Ramblers are easily distinguished from climbers by their thinner, more pliable canes. Almost without exception, ramblers are once flowering in spring although sometimes they may have an autumn flush. The majority of ramblers have their heritage from Rosa wichurana or Rosa multiflora. They mostly flower on wood produced in the previous season.
If you are growing a rambler to cover an unsightly fence, dead tree, or outhouse, resist any pruning. Cut off any nasties that would decapitate your friends as they go past, and take out any dead wood. About every third or fourth year, you could thin out the jungle to give new canes a chance. Cutting off a couple of the old unproductive canes at the base can do this. Cut them, walk away, and come back in two weeks or so when you can see the dead laterals in the mass of growth. Cut and pull until this is all removed.
When growing ramblers on arches, pillars or as a swag on a catenary, remember that the more horizontal you can make the canes, the more laterals which will develop and therefore the more flowers. Ramblers do not mind going downhill whereas a climber may strongly object and die back. They also have very flexible canes that can be easily trained and kept in shape. Wind the canes around supporting posts, tying them in to restrain them. It seems that a maximum of six major canes to each plant gives the best result.

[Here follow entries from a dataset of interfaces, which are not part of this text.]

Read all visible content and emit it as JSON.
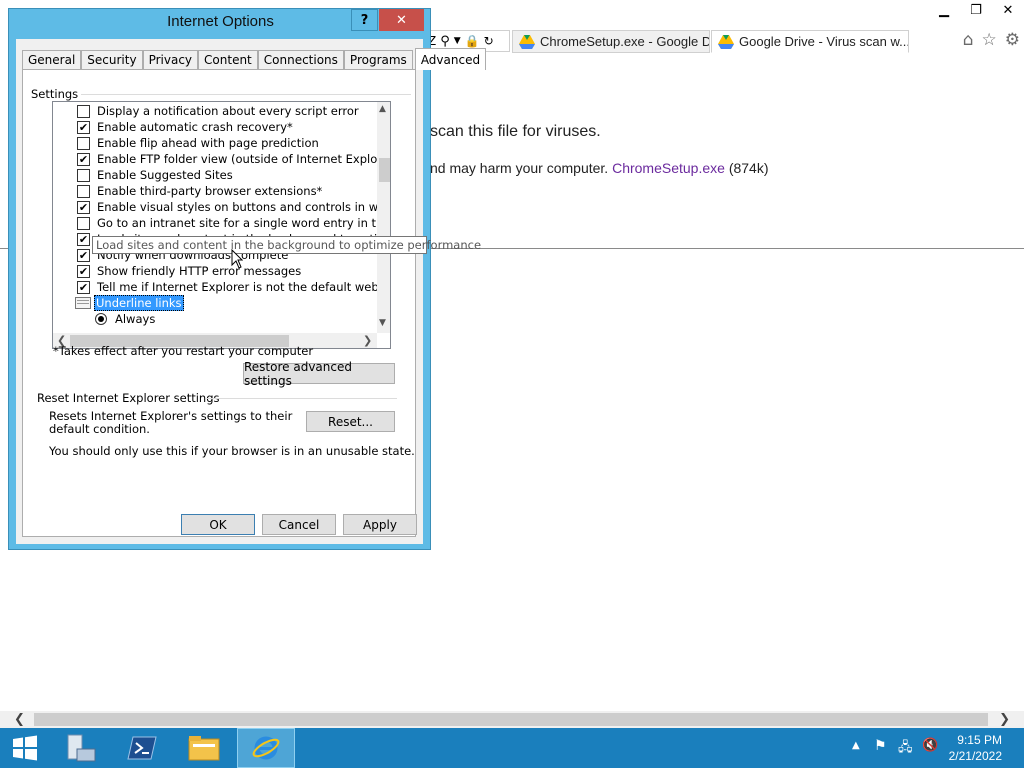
{
  "browser": {
    "tabs": [
      {
        "label": "ChromeSetup.exe - Google Drive"
      },
      {
        "label": "Google Drive - Virus scan w..."
      }
    ],
    "address_fragment": "Z"
  },
  "page": {
    "heading_fragment": "scan this file for viruses.",
    "warning_fragment": "nd may harm your computer.",
    "file_link": "ChromeSetup.exe",
    "file_size": "(874k)"
  },
  "dialog": {
    "title": "Internet Options",
    "help": "?",
    "close": "✕",
    "tabs": [
      "General",
      "Security",
      "Privacy",
      "Content",
      "Connections",
      "Programs",
      "Advanced"
    ],
    "settings_label": "Settings",
    "settings": [
      {
        "label": "Display a notification about every script error",
        "checked": false
      },
      {
        "label": "Enable automatic crash recovery*",
        "checked": true
      },
      {
        "label": "Enable flip ahead with page prediction",
        "checked": false
      },
      {
        "label": "Enable FTP folder view (outside of Internet Explorer)",
        "checked": true
      },
      {
        "label": "Enable Suggested Sites",
        "checked": false
      },
      {
        "label": "Enable third-party browser extensions*",
        "checked": false
      },
      {
        "label": "Enable visual styles on buttons and controls in webpages",
        "checked": true
      },
      {
        "label": "Go to an intranet site for a single word entry in the Addres",
        "checked": false
      },
      {
        "label": "Load sites and content in the background to optimize performance",
        "checked": true
      },
      {
        "label": "Notify when downloads complete",
        "checked": true
      },
      {
        "label": "Show friendly HTTP error messages",
        "checked": true
      },
      {
        "label": "Tell me if Internet Explorer is not the default web browser",
        "checked": true
      }
    ],
    "underline_links": "Underline links",
    "always": "Always",
    "tooltip": "Load sites and content in the background to optimize performance",
    "restart_note": "*Takes effect after you restart your computer",
    "restore_button": "Restore advanced settings",
    "reset_group_label": "Reset Internet Explorer settings",
    "reset_desc": "Resets Internet Explorer's settings to their default condition.",
    "reset_button": "Reset...",
    "reset_warning": "You should only use this if your browser is in an unusable state.",
    "ok": "OK",
    "cancel": "Cancel",
    "apply": "Apply"
  },
  "taskbar": {
    "time": "9:15 PM",
    "date": "2/21/2022"
  },
  "colors": {
    "dialog_frame": "#5ebbe6",
    "taskbar": "#1a7fbd",
    "link": "#6b2a9e",
    "selection": "#3399ff"
  }
}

In summer, when a mature plant has finished flowering, cut all the ties and lay everything down on the ground to unravel the canes. Reduce the number of major canes to six by cutting off older unproductive canes. Trim laterals back to three or so buds before rewinding the canes and tying them back in.
Experience at the VSRG has shown that by pruning ramblers in summer, they will put on more vegetative growth before dormancy, thus giving more flower power next spring. It is usually necessary to give a shaping trim in autumn, but be aware that any major surgery at this time will be at the expense of flowers.